Browse Prior Art Database

Methods of Eliminating Magnetic Brush Shaft Wear

IP.com Disclosure Number: IPCOM000060325D
Original Publication Date: 1986-Mar-01
Included in the Prior Art Database: 2005-Mar-08
Document File: 2 page(s) / 38K

Publishing Venue

IBM

Related People

Bhushan, B: AUTHOR [+4]

Abstract

The problem of wear of a printer magnetic brush shaft at the ball bearing/shaft interface is of concern. The mechanism of initiation of wear is electrical arcing. The following methods are suggested to eliminate the arcing: 1) block the path of current flow at the point of obvious wear, 2) provide an alternate (low impedance) path for current flow, and 3) interfere with the voltage-generating mechanism. The first approach is to insert a layer of insulating material between the shaft and bearing. A temporary solution is to apply an insulating elastomer between the two parts. This approach has the added advantage of damping out vibrations which could lead to fretting.

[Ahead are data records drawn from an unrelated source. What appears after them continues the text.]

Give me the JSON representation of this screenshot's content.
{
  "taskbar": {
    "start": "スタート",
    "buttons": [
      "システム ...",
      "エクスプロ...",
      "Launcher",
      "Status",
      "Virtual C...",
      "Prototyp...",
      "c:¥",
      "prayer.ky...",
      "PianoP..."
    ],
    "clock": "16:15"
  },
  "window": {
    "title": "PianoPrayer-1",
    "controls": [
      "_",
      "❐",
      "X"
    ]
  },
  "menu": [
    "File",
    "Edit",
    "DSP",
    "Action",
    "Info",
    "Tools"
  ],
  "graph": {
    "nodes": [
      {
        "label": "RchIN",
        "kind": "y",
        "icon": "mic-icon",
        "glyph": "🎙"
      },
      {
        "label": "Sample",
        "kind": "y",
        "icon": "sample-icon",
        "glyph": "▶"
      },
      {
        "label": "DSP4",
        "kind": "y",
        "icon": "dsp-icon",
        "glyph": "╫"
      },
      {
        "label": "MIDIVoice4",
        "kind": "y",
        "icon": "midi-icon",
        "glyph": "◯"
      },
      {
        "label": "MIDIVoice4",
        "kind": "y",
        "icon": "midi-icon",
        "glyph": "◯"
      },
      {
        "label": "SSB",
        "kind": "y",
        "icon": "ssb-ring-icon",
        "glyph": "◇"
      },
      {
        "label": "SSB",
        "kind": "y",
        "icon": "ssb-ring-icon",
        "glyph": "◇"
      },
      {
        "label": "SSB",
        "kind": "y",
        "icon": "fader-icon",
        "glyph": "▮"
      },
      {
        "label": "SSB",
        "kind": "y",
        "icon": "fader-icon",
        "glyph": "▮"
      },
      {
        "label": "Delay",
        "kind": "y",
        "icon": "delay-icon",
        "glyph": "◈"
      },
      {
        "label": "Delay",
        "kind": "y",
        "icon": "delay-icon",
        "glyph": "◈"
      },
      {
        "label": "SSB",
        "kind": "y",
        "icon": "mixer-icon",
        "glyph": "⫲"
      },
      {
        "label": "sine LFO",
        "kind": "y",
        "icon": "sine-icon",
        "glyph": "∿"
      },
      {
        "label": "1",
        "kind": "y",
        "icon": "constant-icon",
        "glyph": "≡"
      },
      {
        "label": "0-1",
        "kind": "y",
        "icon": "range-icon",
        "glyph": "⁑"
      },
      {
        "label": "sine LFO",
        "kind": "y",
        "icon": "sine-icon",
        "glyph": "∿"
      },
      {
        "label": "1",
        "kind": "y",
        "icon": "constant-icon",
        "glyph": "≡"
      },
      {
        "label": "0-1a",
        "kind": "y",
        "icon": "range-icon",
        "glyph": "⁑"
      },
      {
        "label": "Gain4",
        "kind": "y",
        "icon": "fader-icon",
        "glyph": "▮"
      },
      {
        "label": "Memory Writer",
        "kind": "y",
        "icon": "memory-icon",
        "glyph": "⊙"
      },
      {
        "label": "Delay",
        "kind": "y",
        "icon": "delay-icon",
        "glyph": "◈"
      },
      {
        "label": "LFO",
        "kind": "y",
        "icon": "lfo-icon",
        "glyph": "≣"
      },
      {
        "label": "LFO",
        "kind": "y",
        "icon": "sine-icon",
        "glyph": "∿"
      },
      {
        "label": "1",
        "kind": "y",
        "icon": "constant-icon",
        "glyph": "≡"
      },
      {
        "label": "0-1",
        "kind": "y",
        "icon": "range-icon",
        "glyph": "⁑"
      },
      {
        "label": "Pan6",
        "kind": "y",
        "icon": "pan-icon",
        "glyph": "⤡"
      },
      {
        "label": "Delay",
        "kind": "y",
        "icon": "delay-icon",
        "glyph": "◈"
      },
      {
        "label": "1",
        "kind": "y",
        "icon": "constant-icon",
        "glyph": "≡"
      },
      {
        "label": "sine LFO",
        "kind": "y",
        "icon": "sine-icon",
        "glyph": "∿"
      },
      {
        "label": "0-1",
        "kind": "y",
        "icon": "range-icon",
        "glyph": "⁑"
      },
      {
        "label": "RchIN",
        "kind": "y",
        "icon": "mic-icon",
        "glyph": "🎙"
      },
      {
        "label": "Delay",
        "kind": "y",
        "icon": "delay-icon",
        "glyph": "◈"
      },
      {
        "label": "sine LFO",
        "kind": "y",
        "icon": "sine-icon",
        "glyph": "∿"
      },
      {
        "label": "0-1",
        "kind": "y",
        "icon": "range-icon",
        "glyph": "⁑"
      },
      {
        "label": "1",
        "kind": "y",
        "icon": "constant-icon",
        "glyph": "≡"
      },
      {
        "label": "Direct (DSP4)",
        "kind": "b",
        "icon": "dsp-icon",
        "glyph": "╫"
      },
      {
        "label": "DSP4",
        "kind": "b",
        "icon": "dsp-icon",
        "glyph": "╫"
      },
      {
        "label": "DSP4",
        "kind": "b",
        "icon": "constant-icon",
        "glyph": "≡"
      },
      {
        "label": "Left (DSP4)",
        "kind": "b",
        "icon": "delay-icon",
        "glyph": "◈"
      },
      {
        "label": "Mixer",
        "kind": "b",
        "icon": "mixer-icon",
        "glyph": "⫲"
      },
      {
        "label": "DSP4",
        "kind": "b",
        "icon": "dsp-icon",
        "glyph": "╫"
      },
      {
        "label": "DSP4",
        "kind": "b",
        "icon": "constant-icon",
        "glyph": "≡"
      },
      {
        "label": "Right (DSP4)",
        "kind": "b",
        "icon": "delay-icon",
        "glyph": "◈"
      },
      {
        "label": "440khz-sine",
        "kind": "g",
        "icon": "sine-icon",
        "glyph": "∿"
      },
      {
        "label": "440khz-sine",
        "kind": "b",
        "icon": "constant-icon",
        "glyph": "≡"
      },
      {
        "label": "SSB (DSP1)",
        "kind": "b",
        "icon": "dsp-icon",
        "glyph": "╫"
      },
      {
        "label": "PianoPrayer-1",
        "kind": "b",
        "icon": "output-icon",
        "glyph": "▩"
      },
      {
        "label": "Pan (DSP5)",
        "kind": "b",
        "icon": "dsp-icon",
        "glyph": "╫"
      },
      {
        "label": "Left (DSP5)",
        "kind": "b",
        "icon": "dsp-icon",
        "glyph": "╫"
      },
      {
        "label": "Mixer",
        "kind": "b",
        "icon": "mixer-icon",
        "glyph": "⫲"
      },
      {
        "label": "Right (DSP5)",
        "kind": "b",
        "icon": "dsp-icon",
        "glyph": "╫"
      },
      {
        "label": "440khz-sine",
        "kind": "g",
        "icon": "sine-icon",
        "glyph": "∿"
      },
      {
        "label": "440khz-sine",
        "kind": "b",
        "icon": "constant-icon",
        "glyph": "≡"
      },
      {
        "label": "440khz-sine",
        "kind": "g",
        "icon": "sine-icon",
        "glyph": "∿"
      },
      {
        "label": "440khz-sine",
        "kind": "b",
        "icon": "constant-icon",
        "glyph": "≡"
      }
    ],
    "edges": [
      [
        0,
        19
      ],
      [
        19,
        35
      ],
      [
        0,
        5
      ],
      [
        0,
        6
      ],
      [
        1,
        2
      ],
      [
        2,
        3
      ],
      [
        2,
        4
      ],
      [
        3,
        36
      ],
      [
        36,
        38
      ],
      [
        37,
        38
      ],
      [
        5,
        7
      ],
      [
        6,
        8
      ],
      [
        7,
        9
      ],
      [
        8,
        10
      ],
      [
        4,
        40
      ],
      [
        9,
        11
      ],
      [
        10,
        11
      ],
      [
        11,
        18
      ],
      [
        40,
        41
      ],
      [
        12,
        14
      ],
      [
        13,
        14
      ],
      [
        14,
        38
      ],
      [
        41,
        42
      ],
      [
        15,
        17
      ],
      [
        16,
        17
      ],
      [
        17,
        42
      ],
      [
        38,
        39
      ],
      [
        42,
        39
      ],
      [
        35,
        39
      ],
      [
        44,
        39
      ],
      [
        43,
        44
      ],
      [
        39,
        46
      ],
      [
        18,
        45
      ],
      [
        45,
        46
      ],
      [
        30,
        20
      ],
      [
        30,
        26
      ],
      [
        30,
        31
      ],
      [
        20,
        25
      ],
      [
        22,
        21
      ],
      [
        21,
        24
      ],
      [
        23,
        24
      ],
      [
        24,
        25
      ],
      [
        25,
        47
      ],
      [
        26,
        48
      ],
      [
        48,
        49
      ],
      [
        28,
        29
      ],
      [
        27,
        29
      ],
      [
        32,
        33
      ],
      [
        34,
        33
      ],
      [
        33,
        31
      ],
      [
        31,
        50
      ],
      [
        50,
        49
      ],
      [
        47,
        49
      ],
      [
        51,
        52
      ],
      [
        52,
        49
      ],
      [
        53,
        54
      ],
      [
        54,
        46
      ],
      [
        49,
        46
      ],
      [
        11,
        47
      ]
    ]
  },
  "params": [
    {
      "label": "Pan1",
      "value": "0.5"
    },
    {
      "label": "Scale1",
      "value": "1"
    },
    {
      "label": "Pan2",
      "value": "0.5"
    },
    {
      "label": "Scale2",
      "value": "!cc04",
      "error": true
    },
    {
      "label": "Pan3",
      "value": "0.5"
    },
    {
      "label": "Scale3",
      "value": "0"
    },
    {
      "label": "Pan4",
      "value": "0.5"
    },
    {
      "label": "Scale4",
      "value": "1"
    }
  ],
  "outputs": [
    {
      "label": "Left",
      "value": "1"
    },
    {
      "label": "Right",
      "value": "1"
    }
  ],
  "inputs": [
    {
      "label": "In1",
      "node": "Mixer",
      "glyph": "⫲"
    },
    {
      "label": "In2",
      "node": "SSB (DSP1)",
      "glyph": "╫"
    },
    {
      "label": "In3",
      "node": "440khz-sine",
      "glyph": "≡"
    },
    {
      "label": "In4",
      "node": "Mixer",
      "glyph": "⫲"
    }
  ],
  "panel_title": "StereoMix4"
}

This text was extracted from a PDF file.
At least one non-text object (such as an image or picture) has been suppressed.
This is the abbreviated version, containing approximately 59% of the total text.

Page 1 of 2

Methods of Eliminating Magnetic Brush Shaft Wear

The problem of wear of a printer magnetic brush shaft at the ball bearing/shaft interface is of concern. The mechanism of initiation of wear is electrical arcing. The following methods are suggested to eliminate the arcing: 1) block the path of current flow at the point of obvious wear, 2) provide an alternate (low impedance) path for current flow, and 3) interfere with the voltage-generating mechanism. The first approach is to insert a layer of insulating material between the shaft and bearing. A temporary solution is to apply an insulating elastomer between the two parts. This approach has the added advantage of damping out vibrations which could lead to fretting. A second possibility is to roughen the shaft surface by sand blasting and then to apply a plasma-spray-coated layer of an insulating material, with perhaps a sub-coat for adhesion, to the magnetic shaft, along the area around the bearing. The preferred material is Cr2O3 . Since it has good wear resistance, it would minimize any wear in case of any wear debris or contamination at the interface. Fig. 1 shows the area (region A) which had worn away on the old, uninsulated shaft. We know that the electrostatic field gradient would be high at the point of discontinuity in the surface (a sharp edge) and thus arcing would be more likely to take place. Therefore, we removed the discontinuity at region B (Fig. 1) by having a radius at the edge. Alternatively, we...